The expectation is that 24-year-old Landeskog is in the middle of these trade discussions, and that he would be one of the players targeted by a Bruins team that could use more size on the wing, and more players that can put the puck in the net. Certainly Landeskog has done that in his brief NHL career after being a No. 2 overall pick, and has four 20-goal seasons on his resume prior to a disappointing, injury-plagued current season in Colorado.

The word around the league was that talks fizzled between the Bruins and Avs previously when Joe Sakic asked about the availability of the Colorado Springs native Carlo, and those discussions hit the same crunching roadblock that Winnipeg did in discussions with Boston about Jacob Trouba.

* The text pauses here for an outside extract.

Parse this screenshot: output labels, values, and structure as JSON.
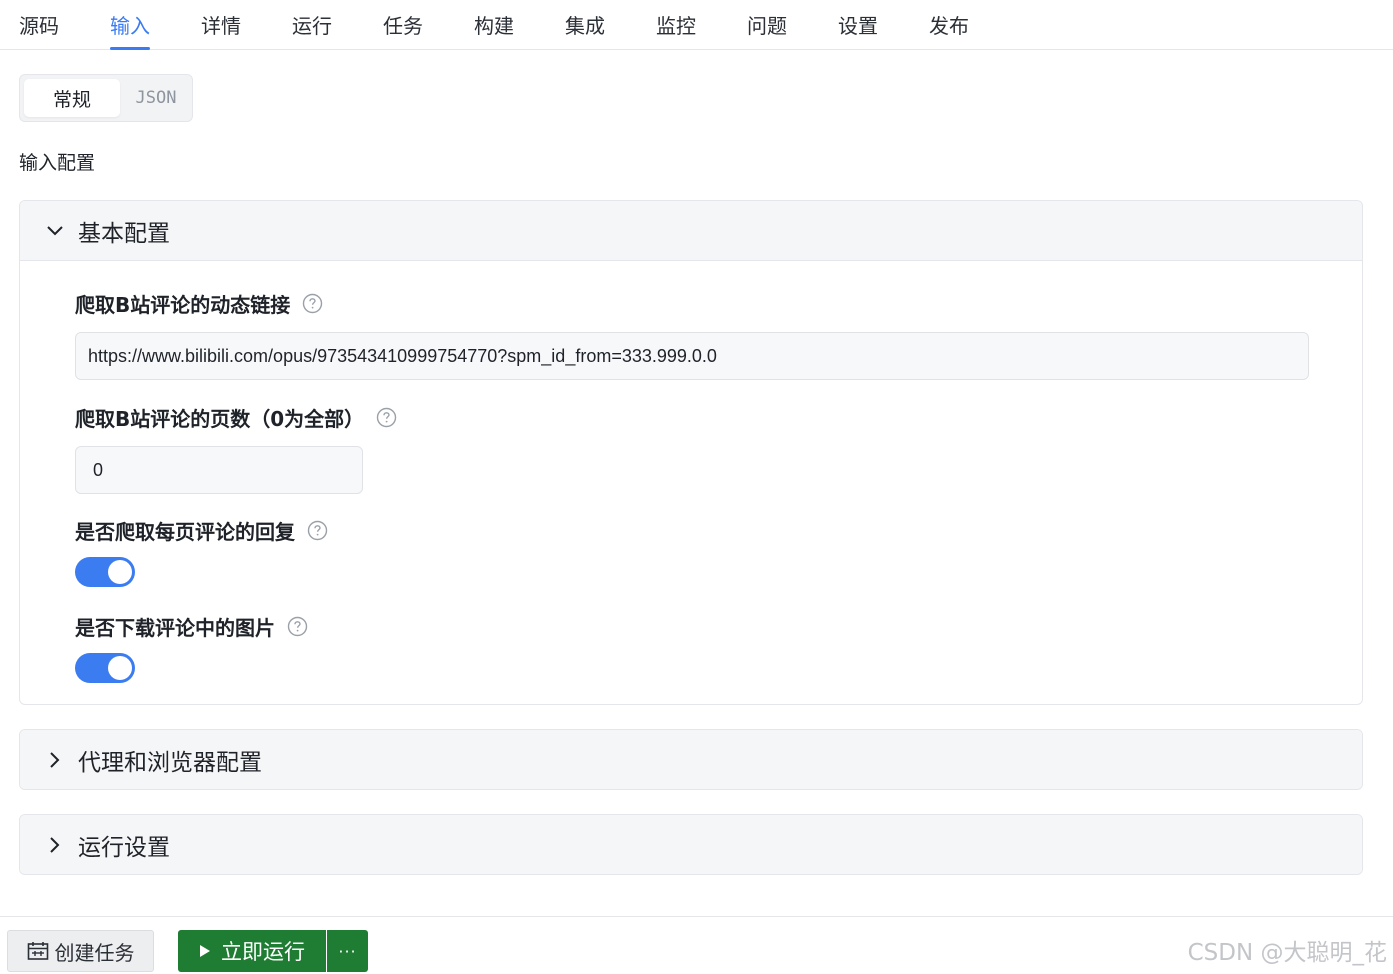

Perhaps that has changed in the last 24 hours after Cam Neely and Don Sweeney watched their Bruins completely no-show against the worst team in the Eastern Conference, the New York Islanders, on Monday afternoon. Now one would expect that Bruins management is getting desperate feeling that a third “Did Not Qualify” for the Stanley Cup playoffs could be in their future if they don’t make a bold, swift move to shake up their dazed hockey club.

But let’s not pull any punches here. The entire Bruins management group should be fired on the spot if they trade a 20-year-old, top pairing shutdown defenseman on an entry level contract like Carlo unless they are getting a bona fide superstar in return. Carlo, Charlie McAvoy and David Pastrnak should all be young, untouchable assets for a Bruins organization that is years away from legitimately holding a chance at a Stanley Cup.

Landeskog is not a bona fide superstar. He’s a good player that’s topped out at 26 goals and 65 points in the NHL, but he’s also the Captain on a horrendous, underachieving Avalanche team over the last three years.

If the price were right for Landeskog it would make all the sense in the world for the Bruins to deal him, but it’s a giant honking red flag that Colorado is looking to unload a player like him that’s signed for a reasonable $5.5 million price tag over the next four seasons. Teams don’t trade young players like that with term unless there’s more to the story, and that’s something the Bruins would do well to consider before giving up a player that could be a top-4 shutdown defenseman in Boston for the next 10 years.

Teams like the Bruins that are in reloading mode also shouldn’t be trading 20-year-old players for 24-year-old players that have already cashed in on their second contract. That’s exactly how the Bruins can get right back into salary cap trouble, and do it with a team that’s producing far less than the Peter Chiarelli groups that were at least still making the playoffs.  

Certainly the Bruins have other young D-men like Charlie McAvoy, Jakub Zboril and Jeremy Lauzon coming down the pipeline, but none of those defensemen are in the mold of a true shutdown D like the 6-foot-5 Carlo. With Zdeno Chara in the final few years of his career with the Black and Gold, the B’s are going to need Carlo to slide into that defensive stopper role given his size, strength, wing span and willingness to do the dirty work the D-zone.

That goes beyond the simple fact that rebuilding the back end with ALL of those young stud D-men is the best way to actually build the Bruins back up into a legitimate Eastern Conference power. 

It would be a giant mistake for the Bruins to ship away a player like Carlo with the hope Landeskog can put Boston over the hump for the playoffs this season, and perhaps ease some of the intense pressure currently weighing on Sweeney and Neely. That kind of desperate move smacks of doing it for all of the wrong reasons, and that’s one way to ensure that the Bruins will never escape the web of mediocrity that they’re currently caught in.